**PROBLEM**
Your answer should consist of each line below that includes the word "this".

**DATASET EXCERPTS**
↓

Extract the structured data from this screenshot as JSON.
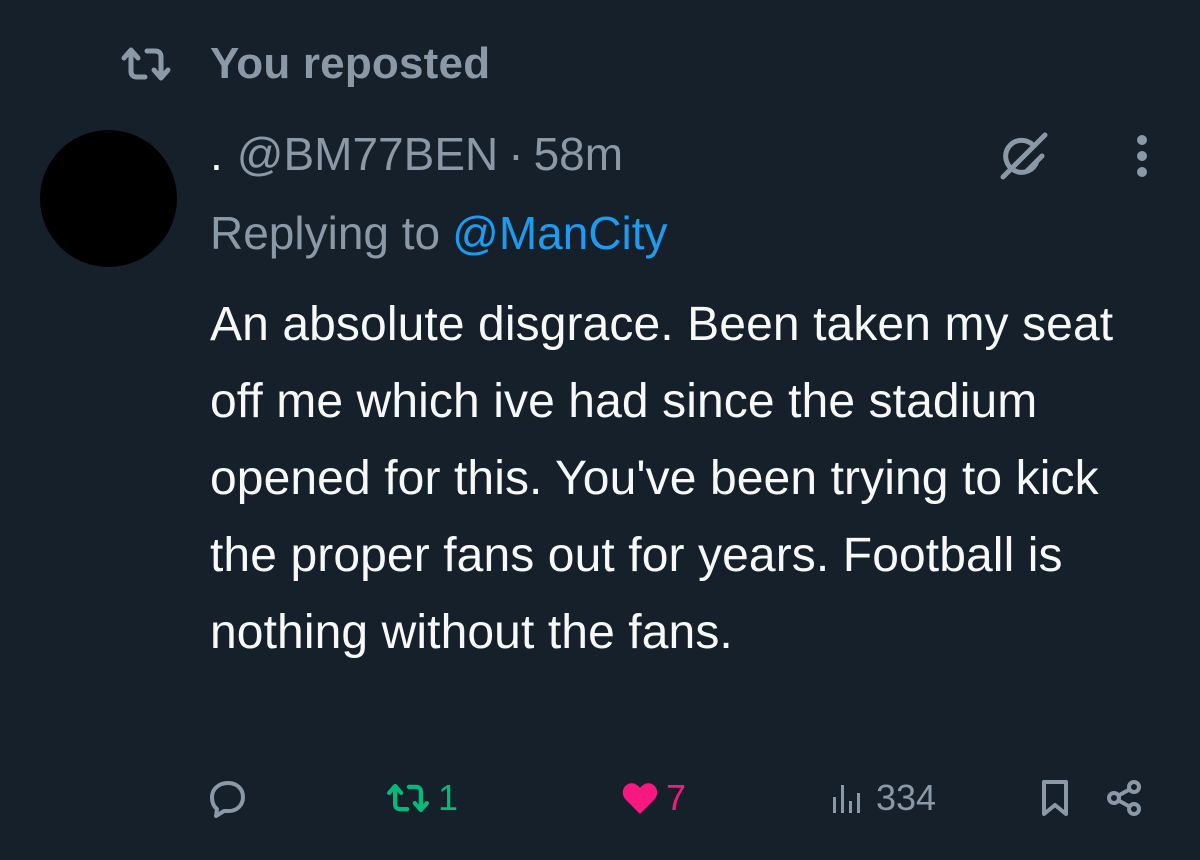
{
  "repost_banner": {
    "label": "You reposted",
    "icon": "repost-icon"
  },
  "tweet": {
    "avatar_color": "#000000",
    "display_name": ".",
    "handle": "@BM77BEN",
    "separator": "·",
    "time": "58m",
    "replying_prefix": "Replying to",
    "replying_to": "@ManCity",
    "body": "An absolute disgrace. Been taken my seat off me which ive had since the stadium opened for this. You've been trying to kick the proper fans out for years. Football is nothing without the fans.",
    "header_icons": [
      "grok-icon",
      "more-icon"
    ]
  },
  "actions": {
    "reply_icon": "reply-icon",
    "repost_count": "1",
    "like_count": "7",
    "views_count": "334",
    "bookmark_icon": "bookmark-icon",
    "share_icon": "share-icon"
  },
  "colors": {
    "background": "#15202b",
    "text_primary": "#f7f9f9",
    "text_secondary": "#8b98a5",
    "link": "#1d9bf0",
    "repost_active": "#00ba7c",
    "like_active": "#f91880"
  }
}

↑

**RESPONSE BELOW**
Extract the structured data from this screenshot as JSON.
    "body": "An absolute disgrace. Been taken my seat off me which ive had since the stadium opened for this. You've been trying to kick the proper fans out for years. Football is nothing without the fans.",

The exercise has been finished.